[Interface dataset entries]
════════

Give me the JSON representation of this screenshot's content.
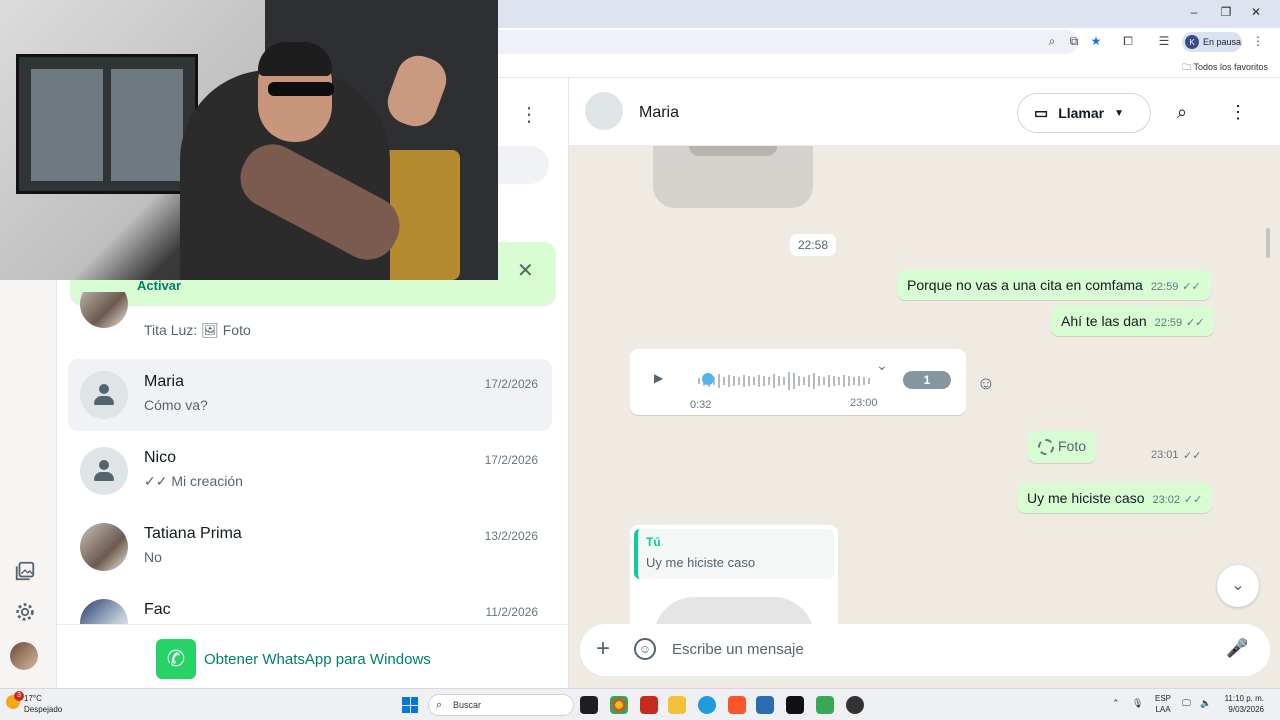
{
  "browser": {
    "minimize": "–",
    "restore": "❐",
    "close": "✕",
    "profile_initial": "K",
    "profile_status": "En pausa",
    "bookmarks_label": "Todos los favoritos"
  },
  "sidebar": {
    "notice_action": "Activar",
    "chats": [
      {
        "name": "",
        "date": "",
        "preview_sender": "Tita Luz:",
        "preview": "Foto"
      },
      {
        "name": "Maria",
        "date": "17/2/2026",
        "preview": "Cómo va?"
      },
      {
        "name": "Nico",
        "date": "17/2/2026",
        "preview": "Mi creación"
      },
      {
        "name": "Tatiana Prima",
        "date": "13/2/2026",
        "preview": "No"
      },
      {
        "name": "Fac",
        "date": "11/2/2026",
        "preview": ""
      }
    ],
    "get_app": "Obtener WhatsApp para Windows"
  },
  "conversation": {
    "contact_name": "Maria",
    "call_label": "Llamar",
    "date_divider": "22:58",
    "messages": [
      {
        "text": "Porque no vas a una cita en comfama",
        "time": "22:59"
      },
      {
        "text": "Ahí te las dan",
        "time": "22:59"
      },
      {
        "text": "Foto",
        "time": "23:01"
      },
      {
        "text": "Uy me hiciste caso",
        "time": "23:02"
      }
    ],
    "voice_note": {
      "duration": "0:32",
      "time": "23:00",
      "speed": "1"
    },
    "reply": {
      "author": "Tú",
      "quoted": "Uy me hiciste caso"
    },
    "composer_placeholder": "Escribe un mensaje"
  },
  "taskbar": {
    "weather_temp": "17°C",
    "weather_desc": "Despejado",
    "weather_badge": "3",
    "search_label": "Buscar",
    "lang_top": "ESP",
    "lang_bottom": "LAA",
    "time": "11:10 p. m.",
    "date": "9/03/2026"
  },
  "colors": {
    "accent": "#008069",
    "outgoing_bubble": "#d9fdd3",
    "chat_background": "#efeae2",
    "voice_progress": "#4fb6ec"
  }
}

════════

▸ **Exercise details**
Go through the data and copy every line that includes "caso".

▸ **Result below**
        "text": "Uy me hiciste caso",
      "quoted": "Uy me hiciste caso"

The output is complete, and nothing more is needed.